◆ INFORMATION ◆
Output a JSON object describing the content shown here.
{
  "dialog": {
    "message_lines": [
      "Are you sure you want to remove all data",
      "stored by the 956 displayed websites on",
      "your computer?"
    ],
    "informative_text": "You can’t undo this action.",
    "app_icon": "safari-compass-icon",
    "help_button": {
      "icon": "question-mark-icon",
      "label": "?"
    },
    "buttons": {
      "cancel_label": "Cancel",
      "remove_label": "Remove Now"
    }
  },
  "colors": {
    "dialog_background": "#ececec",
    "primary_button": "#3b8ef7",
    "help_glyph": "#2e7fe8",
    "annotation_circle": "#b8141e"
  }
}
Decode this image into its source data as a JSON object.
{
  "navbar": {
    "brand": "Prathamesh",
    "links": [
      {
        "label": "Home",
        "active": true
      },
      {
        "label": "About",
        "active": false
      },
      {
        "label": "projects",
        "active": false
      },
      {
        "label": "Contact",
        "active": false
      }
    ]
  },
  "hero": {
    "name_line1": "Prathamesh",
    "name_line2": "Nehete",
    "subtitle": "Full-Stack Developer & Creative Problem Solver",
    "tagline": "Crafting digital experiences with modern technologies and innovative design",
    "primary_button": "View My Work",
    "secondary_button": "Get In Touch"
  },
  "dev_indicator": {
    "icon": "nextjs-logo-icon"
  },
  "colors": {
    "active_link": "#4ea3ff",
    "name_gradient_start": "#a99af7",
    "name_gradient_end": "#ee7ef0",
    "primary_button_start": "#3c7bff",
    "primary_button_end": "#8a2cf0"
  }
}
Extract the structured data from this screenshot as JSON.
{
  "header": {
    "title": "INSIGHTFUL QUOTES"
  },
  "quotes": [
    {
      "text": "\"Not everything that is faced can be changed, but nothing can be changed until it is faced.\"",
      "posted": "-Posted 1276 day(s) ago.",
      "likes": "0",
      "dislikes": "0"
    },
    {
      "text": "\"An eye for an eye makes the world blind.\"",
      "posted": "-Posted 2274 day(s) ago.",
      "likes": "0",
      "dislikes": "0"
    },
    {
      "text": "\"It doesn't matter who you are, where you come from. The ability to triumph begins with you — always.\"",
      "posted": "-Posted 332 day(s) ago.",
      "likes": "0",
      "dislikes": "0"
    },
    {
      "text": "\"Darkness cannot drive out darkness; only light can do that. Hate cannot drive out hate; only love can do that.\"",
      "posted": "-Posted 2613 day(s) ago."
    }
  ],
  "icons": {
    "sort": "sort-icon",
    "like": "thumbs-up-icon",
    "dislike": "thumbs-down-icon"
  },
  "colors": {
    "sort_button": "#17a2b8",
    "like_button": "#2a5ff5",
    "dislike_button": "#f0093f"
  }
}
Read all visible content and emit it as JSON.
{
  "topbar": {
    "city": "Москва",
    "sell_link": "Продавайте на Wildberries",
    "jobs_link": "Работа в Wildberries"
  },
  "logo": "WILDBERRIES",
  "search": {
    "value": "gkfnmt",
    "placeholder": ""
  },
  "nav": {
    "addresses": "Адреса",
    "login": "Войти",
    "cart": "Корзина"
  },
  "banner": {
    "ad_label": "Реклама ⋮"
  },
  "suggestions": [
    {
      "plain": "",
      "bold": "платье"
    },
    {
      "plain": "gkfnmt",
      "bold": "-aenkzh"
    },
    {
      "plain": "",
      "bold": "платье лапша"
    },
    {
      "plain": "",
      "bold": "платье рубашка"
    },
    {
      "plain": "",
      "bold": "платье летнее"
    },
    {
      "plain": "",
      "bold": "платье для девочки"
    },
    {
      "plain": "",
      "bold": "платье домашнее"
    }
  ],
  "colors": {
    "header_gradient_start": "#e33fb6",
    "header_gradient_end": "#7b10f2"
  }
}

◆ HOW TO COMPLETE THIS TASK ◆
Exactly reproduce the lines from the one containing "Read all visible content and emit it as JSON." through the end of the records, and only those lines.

◆ FINISHED TASK ◆
Read all visible content and emit it as JSON.
{
  "topbar": {
    "city": "Москва",
    "sell_link": "Продавайте на Wildberries",
    "jobs_link": "Работа в Wildberries"
  },
  "logo": "WILDBERRIES",
  "search": {
    "value": "gkfnmt",
    "placeholder": ""
  },
  "nav": {
    "addresses": "Адреса",
    "login": "Войти",
    "cart": "Корзина"
  },
  "banner": {
    "ad_label": "Реклама ⋮"
  },
  "suggestions": [
    {
      "plain": "",
      "bold": "платье"
    },
    {
      "plain": "gkfnmt",
      "bold": "-aenkzh"
    },
    {
      "plain": "",
      "bold": "платье лапша"
    },
    {
      "plain": "",
      "bold": "платье рубашка"
    },
    {
      "plain": "",
      "bold": "платье летнее"
    },
    {
      "plain": "",
      "bold": "платье для девочки"
    },
    {
      "plain": "",
      "bold": "платье домашнее"
    }
  ],
  "colors": {
    "header_gradient_start": "#e33fb6",
    "header_gradient_end": "#7b10f2"
  }
}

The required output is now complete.